Scan the entries for lines with the word "JSON", then copy those lines.

[Dataset rows describing interfaces]
======

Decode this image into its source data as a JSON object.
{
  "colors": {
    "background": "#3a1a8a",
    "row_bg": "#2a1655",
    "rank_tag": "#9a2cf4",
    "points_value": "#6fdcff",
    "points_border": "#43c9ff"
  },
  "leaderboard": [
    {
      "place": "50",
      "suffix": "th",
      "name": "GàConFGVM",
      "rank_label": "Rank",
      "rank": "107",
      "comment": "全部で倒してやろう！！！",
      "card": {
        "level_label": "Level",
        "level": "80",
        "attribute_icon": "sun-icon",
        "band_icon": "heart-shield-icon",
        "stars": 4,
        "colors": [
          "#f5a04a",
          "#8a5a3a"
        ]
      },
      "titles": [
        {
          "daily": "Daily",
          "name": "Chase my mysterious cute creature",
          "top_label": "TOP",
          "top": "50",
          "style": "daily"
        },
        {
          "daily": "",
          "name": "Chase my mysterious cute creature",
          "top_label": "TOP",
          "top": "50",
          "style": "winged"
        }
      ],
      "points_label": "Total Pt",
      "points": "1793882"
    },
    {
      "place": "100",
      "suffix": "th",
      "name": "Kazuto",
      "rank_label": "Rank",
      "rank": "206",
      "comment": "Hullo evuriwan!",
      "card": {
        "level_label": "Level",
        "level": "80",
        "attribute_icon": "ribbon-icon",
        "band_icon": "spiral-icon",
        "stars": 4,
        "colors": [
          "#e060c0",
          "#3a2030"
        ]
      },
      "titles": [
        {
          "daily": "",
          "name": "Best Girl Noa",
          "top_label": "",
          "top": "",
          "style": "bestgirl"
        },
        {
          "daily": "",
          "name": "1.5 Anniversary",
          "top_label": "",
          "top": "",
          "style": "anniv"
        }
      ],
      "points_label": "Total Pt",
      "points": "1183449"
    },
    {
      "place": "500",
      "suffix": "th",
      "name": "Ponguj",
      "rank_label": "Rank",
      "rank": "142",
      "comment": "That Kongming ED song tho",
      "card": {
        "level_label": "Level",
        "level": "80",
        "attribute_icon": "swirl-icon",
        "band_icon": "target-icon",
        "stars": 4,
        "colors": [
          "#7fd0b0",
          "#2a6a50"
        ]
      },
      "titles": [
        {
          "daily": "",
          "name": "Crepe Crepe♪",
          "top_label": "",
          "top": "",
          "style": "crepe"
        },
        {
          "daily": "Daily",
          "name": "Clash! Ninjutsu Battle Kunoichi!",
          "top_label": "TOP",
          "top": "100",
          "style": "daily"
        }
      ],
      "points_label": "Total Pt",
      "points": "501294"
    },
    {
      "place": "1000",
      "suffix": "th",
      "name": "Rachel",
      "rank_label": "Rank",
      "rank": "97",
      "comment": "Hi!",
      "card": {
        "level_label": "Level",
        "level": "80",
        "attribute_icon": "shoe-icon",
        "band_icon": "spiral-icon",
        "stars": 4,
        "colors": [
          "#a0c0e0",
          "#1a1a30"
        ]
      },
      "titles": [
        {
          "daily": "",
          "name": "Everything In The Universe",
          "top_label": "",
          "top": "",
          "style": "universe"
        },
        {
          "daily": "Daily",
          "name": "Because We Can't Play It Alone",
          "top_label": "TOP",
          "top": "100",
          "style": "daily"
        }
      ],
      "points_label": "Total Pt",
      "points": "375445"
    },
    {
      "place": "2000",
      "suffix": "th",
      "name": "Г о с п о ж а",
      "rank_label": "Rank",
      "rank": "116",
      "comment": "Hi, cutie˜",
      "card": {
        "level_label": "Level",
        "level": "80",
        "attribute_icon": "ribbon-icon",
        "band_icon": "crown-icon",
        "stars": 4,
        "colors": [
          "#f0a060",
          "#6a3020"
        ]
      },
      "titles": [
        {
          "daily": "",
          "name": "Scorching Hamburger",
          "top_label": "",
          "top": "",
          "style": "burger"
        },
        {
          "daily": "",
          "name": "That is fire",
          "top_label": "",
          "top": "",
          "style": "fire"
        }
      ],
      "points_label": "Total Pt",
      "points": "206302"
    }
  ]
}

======

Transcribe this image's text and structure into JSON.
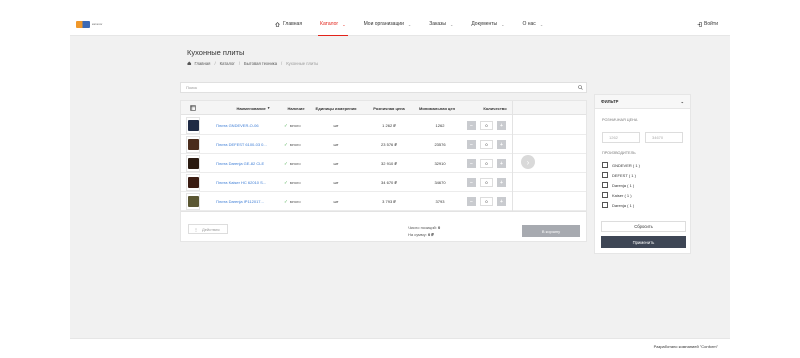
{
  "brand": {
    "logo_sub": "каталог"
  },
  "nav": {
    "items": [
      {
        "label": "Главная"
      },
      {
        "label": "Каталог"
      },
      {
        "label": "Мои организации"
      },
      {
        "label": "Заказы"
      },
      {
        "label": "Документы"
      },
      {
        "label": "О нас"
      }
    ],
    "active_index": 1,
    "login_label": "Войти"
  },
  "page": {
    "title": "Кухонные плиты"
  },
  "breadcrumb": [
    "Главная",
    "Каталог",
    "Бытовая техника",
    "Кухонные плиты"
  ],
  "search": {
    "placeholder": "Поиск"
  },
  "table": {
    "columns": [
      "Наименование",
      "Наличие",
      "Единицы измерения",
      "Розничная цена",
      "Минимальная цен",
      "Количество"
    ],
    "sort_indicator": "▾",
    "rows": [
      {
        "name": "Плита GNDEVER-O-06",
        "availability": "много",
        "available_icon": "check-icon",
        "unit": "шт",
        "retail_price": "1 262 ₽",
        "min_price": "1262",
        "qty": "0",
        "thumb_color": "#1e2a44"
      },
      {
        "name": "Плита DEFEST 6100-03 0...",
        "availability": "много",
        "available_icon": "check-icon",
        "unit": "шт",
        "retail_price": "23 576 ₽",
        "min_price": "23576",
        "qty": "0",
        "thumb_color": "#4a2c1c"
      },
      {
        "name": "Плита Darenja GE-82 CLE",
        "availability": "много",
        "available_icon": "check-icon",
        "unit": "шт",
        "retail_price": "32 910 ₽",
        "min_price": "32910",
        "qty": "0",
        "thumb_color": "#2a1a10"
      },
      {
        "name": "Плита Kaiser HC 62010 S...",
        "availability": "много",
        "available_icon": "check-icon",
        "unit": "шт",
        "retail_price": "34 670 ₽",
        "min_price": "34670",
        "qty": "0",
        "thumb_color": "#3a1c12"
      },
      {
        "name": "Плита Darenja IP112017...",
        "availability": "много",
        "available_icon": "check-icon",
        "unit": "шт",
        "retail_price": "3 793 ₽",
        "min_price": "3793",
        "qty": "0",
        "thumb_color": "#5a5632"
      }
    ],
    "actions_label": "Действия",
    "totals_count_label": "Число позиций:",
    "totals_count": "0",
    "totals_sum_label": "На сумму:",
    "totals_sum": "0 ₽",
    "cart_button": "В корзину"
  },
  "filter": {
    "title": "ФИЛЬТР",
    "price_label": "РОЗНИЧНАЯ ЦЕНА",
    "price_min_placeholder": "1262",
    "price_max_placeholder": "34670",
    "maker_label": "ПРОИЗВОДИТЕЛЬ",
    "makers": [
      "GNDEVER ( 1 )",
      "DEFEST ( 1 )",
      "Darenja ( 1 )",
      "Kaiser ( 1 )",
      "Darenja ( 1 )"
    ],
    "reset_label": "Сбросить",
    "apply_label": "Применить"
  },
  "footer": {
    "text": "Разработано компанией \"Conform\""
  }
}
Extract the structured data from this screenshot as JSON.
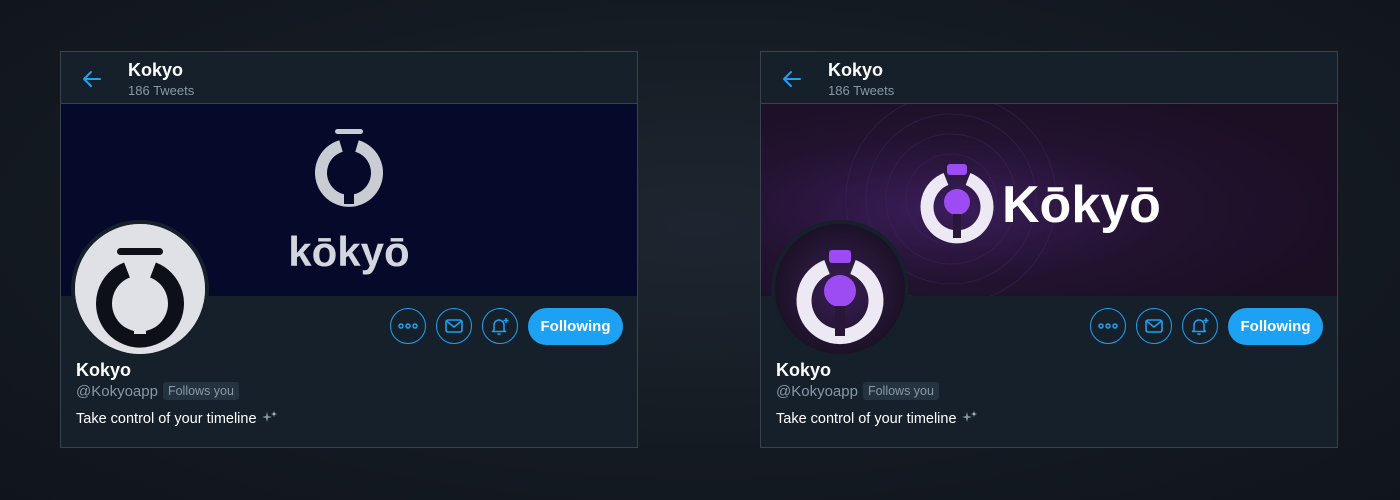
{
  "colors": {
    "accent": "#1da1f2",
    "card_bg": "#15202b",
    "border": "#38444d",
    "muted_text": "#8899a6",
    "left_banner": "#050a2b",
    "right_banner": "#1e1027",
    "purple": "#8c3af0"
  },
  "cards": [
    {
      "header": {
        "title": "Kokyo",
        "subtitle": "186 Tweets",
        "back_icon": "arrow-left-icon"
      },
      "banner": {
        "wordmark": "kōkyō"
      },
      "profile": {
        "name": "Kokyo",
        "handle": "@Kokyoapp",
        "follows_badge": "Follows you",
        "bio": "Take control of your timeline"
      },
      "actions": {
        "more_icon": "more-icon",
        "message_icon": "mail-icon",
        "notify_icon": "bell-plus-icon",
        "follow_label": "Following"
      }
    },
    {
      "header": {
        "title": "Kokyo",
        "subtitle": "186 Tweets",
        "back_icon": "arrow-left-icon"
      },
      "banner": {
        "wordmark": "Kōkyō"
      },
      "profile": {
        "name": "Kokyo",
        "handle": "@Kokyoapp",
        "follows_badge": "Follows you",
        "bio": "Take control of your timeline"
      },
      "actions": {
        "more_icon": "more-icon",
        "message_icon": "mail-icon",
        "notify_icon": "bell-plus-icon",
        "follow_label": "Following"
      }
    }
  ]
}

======

■ Task output ■
Decode this image into its source data as a JSON object.
Transcribe this image's text and structure into JSON.
Extract the structured data from this screenshot as JSON.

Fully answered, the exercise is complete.